This week is Teacher Appreciation week and my sixth year of teaching. When I went in for my interview, I walked up to the receptionist’s desk and she said, “Wait a second, I need to write you a late pass.” I looked at her confused and said, “Um, I’m here for an interview.” She said, “Oh my gosh! I thought you were a student…I’m sorry!!” I laugh every time I think about that. While I may or may not still look like a teenybopper from high school, it’s been six years since I’ve been a full-time teacher. Six years later (I’m still such a baby in this profession!) and I still love what I do. Why? Here are the reasons:
- I have the opportunity to impact students positively every day.
For eighty minutes each day, and sometimes even longer, I have the opportunity and what I consider to be a privilege, of pouring into a student’s life. I have a responsibility to teach them, yes, but I have an opportunity to do more than that. My class can be a bright spot in their day or even in their life. For some students, my class may be a safe haven. A place where they are accepted, encouraged, and challenged. These kids are basically entrusted into my care for that time. It’s an awesome opportunity.
2. When a student “gets it,” it’s the best feeling ever.
Picture this – you’re teaching something over and over again. You have gone over it what feels like a BILLION times. You might even feel ready to pull your hair out. You have demonstrated the concept in every way possible. Through the use of technology, in small groups, acting it out,
singing it to them, creating a choreographed dance number, …you get my drift. Still, nothing. BUT, you decide to try again. As you go over this concept once more, you see the lightbulb going over. The flash of recognition over that student’s face. The nod of the head. They finally got it! That’s worth something! That to me, is super satisfying and reminds me of why I became a teacher. To TEACH and to have a student understand.
3. I work with great people.
I love the people I work with. They make it really easy to get up every day and come to work. I never get up and say, “Oh man, don’t want to see those people again…” and that’s really important to me! I am with my colleagues for a good portion of the day and working with people I love makes it feel less like work. We are a family. Albeit, sometimes a semi dysfunctional and weird family, but still.
4. I love the subject I teach. Like…LOVE.
I teach Language Arts. I love teaching this subject because I believe so strongly in the power of being able to express yourself through writing. I believe in the importance of reading often and regularly.If you are a good reader and/or writer, you can be an awesome articulator or communicator. There is power in that! If you’re interested in learning more about the benefits of reading (yes, I’m totally making this a teachable moment, it’s the teacher in me #sorrynotsorry), click here and here.
5. The students I teach will be our future teachers, decision makers, and leaders.
They are literally the future. YES, I know we all know this. But do we really know it? I mean, think about that. Marinate on that thought.

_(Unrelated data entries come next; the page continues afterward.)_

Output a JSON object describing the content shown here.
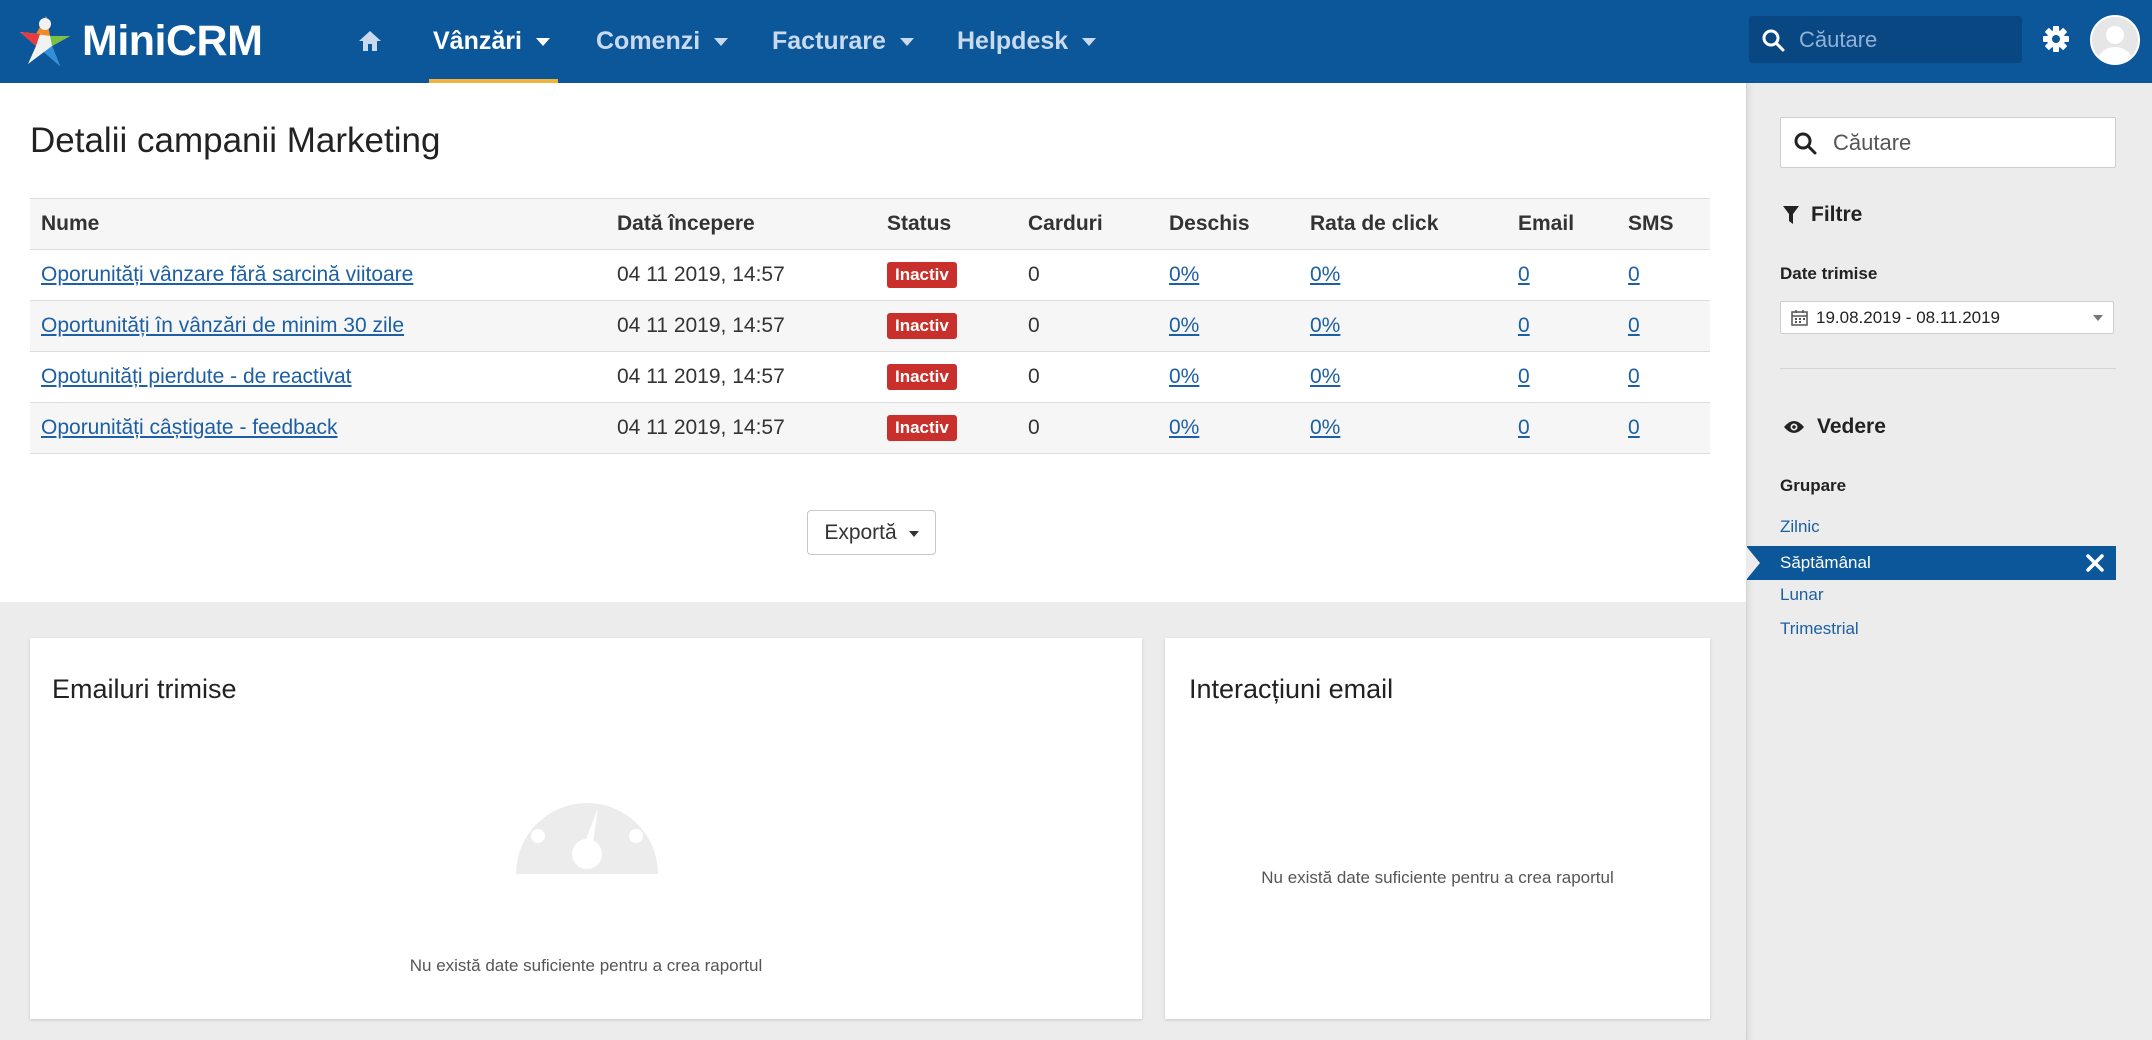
{
  "app": {
    "brand": "MiniCRM"
  },
  "nav": {
    "items": [
      {
        "label": "Vânzări",
        "active": true
      },
      {
        "label": "Comenzi",
        "active": false
      },
      {
        "label": "Facturare",
        "active": false
      },
      {
        "label": "Helpdesk",
        "active": false
      }
    ],
    "search_placeholder": "Căutare"
  },
  "page": {
    "title": "Detalii campanii Marketing"
  },
  "table": {
    "columns": [
      "Nume",
      "Dată începere",
      "Status",
      "Carduri",
      "Deschis",
      "Rata de click",
      "Email",
      "SMS"
    ],
    "rows": [
      {
        "name": "Oporunități vânzare fără sarcină viitoare",
        "start": "04 11 2019, 14:57",
        "status": "Inactiv",
        "cards": "0",
        "opened": "0%",
        "click_rate": "0%",
        "email": "0",
        "sms": "0"
      },
      {
        "name": "Oportunități în vânzări de minim 30 zile",
        "start": "04 11 2019, 14:57",
        "status": "Inactiv",
        "cards": "0",
        "opened": "0%",
        "click_rate": "0%",
        "email": "0",
        "sms": "0"
      },
      {
        "name": "Opotunități pierdute - de reactivat",
        "start": "04 11 2019, 14:57",
        "status": "Inactiv",
        "cards": "0",
        "opened": "0%",
        "click_rate": "0%",
        "email": "0",
        "sms": "0"
      },
      {
        "name": "Oporunități câștigate - feedback",
        "start": "04 11 2019, 14:57",
        "status": "Inactiv",
        "cards": "0",
        "opened": "0%",
        "click_rate": "0%",
        "email": "0",
        "sms": "0"
      }
    ],
    "export_label": "Exportă"
  },
  "reports": {
    "emails_sent": {
      "title": "Emailuri trimise",
      "empty": "Nu există date suficiente pentru a crea raportul"
    },
    "email_interactions": {
      "title": "Interacțiuni email",
      "empty": "Nu există date suficiente pentru a crea raportul"
    }
  },
  "sidebar": {
    "search_placeholder": "Căutare",
    "filters_title": "Filtre",
    "date_label": "Date trimise",
    "date_range": "19.08.2019 - 08.11.2019",
    "view_title": "Vedere",
    "group_label": "Grupare",
    "group_options": [
      "Zilnic",
      "Săptămânal",
      "Lunar",
      "Trimestrial"
    ],
    "group_selected": "Săptămânal"
  },
  "colors": {
    "navbar": "#0b5799",
    "nav_underline": "#f0b43c",
    "badge_inactive": "#c9302c",
    "link": "#1d5fa3"
  }
}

Soak it in. Now are you terrified just a little bit? Just a tad? Or are you excited and confident that they will build for us a better tomorrow? I want to teach these guys and teach them well. I want them to learn Language Arts, absolutely, but I also want them to be contributing members to society.
6. It means everything to me when I know I made a difference in a student’s life.
Sometimes teachers have the opportunity to receive positive feedback or to hear words of encouragement from a student. When it happens, it is AWESOME. It doesn’t even have to be super deep or philosophical. The simple statements mean just as much to me – “You’re really helpful. You helped me understand this topic and it was really difficult at first” or “I really like this class. Can we stay here all day?” Those statements make my day! Because I know that I’m not some superstar master teacher person. BY FAR. I can be naggy, annoying, ridiculously corny, and impatient. Because I am a human. I think that’s why it matters even more to me when a student says something kind. To know that I made a small ripple in the ocean of their life means something to me.
7. Because I am doing what I am called to do.
You’ve heard the saying, “Choose a job you love, and you will never have to work a day in your life.” Here’s something else, “Pursue what you’ve been called to do, and you will feel fulfillment.” That’s how I feel when it comes to teaching.
Are there parts that I sometimes don’t like? NO, NEVER. Just kidding. Of course. In a world that sometimes likes to throw teachers under the best or undermine what we do or the importance of what we do, it can be challenging. But I remind myself WHY I became a teacher. Not for the paperwork, the test scores, or anything of the sort. Not for all of the acronym types of assignments and tasks. Not for a paycheck or summers off. For the student. At the end of the day, that’s what it always comes down to. Happy Teacher’s Appreciation Week!